If you have an extended trip and need to stay overnight at a hotel or even an Airbnb, check ahead of time to see if your cat is allowed. If you can, get permission in writing, so there is no confusion. And since you have a carrier, that should ease the mind of the hotel manager or homeowner.
Before you let your cat out of the carrier wherever you choose to stay, do a full-on safety check of the entire premises. Look for escape routes, frayed wires, loose ingestible items, and any other hazard. Also, check drawers or cupboards for mouse traps, rat poison, or other potential poisons.
A New Home
If you have traveled with your cat and are moving into an entirely new place, your cat’s stress level may be higher than usual. So, at first, keep them confined to their carrier, or at the very least, a quiet room away from the chaos of unpacking and moving furniture. Provide them with plenty of reminders, toys, blankets, a bed, of your old place.
While you’re getting your new home in order, be sure to check in on and visit with your cat in the room to see how he or she is doing. Play with them, cuddle with them, and assess how he or she is adjusting to the new surroundings. We recommend you allow them to move at their own pace, but you know your pet.
A Few Last Words

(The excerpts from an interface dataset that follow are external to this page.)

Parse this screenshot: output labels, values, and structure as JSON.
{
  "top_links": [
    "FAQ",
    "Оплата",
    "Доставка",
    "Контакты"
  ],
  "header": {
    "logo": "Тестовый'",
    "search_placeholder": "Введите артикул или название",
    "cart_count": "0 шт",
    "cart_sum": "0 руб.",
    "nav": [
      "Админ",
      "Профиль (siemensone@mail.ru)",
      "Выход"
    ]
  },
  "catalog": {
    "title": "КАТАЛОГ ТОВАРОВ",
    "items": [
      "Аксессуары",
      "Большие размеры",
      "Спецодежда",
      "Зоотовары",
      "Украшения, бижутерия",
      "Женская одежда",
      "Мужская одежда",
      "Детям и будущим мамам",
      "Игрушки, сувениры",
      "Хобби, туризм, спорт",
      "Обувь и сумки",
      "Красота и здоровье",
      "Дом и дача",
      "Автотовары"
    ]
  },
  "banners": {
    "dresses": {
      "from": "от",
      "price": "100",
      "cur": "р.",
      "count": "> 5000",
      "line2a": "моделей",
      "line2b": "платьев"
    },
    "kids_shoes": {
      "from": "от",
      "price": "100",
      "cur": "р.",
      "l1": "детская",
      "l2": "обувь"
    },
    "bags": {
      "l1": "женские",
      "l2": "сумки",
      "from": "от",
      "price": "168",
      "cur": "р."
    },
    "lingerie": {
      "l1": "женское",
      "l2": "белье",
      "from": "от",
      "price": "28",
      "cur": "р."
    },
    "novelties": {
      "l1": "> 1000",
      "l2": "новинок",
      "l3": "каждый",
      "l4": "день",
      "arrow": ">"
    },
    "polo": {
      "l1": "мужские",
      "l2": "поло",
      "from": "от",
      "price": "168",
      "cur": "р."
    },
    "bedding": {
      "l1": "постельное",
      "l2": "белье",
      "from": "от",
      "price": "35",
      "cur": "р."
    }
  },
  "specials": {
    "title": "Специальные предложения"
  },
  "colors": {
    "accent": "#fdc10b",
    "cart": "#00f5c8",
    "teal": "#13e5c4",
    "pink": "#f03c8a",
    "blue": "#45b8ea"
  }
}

To secure your peace of mind, and to keep your cat as calm as possible, when you need to travel, think ahead. You may encounter challenges and surprises along the way; however, with the tips we’ve provided, you may save yourself some stress. Happy trails!
Product data was last updated on 2020-02-26.